[Data items]
*** Block opens ***
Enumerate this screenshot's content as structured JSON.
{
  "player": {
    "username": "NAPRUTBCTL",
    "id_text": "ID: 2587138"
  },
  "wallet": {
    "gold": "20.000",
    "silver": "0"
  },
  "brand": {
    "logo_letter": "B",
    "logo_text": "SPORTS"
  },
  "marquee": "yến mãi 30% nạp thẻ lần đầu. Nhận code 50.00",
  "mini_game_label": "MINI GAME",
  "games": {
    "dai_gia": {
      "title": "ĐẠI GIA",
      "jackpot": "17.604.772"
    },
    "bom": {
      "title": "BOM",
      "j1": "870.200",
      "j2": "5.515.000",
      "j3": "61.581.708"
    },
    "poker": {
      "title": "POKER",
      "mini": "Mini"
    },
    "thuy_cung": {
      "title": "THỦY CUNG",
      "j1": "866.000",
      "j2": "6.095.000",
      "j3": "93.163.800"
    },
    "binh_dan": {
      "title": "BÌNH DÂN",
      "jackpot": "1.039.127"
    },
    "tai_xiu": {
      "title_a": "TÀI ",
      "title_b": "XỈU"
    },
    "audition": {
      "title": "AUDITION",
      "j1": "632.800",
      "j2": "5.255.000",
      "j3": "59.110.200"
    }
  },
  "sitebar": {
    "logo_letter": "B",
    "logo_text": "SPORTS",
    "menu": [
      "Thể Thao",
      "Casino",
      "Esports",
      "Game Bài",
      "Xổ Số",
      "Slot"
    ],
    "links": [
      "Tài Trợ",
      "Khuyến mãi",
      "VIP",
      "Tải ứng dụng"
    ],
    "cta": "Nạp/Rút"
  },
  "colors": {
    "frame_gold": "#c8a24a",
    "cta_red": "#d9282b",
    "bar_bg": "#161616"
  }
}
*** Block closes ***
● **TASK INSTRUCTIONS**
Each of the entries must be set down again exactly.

● **TASK SOLUTION**
Enumerate this screenshot's content as structured JSON.
{
  "player": {
    "username": "NAPRUTBCTL",
    "id_text": "ID: 2587138"
  },
  "wallet": {
    "gold": "20.000",
    "silver": "0"
  },
  "brand": {
    "logo_letter": "B",
    "logo_text": "SPORTS"
  },
  "marquee": "yến mãi 30% nạp thẻ lần đầu. Nhận code 50.00",
  "mini_game_label": "MINI GAME",
  "games": {
    "dai_gia": {
      "title": "ĐẠI GIA",
      "jackpot": "17.604.772"
    },
    "bom": {
      "title": "BOM",
      "j1": "870.200",
      "j2": "5.515.000",
      "j3": "61.581.708"
    },
    "poker": {
      "title": "POKER",
      "mini": "Mini"
    },
    "thuy_cung": {
      "title": "THỦY CUNG",
      "j1": "866.000",
      "j2": "6.095.000",
      "j3": "93.163.800"
    },
    "binh_dan": {
      "title": "BÌNH DÂN",
      "jackpot": "1.039.127"
    },
    "tai_xiu": {
      "title_a": "TÀI ",
      "title_b": "XỈU"
    },
    "audition": {
      "title": "AUDITION",
      "j1": "632.800",
      "j2": "5.255.000",
      "j3": "59.110.200"
    }
  },
  "sitebar": {
    "logo_letter": "B",
    "logo_text": "SPORTS",
    "menu": [
      "Thể Thao",
      "Casino",
      "Esports",
      "Game Bài",
      "Xổ Số",
      "Slot"
    ],
    "links": [
      "Tài Trợ",
      "Khuyến mãi",
      "VIP",
      "Tải ứng dụng"
    ],
    "cta": "Nạp/Rút"
  },
  "colors": {
    "frame_gold": "#c8a24a",
    "cta_red": "#d9282b",
    "bar_bg": "#161616"
  }
}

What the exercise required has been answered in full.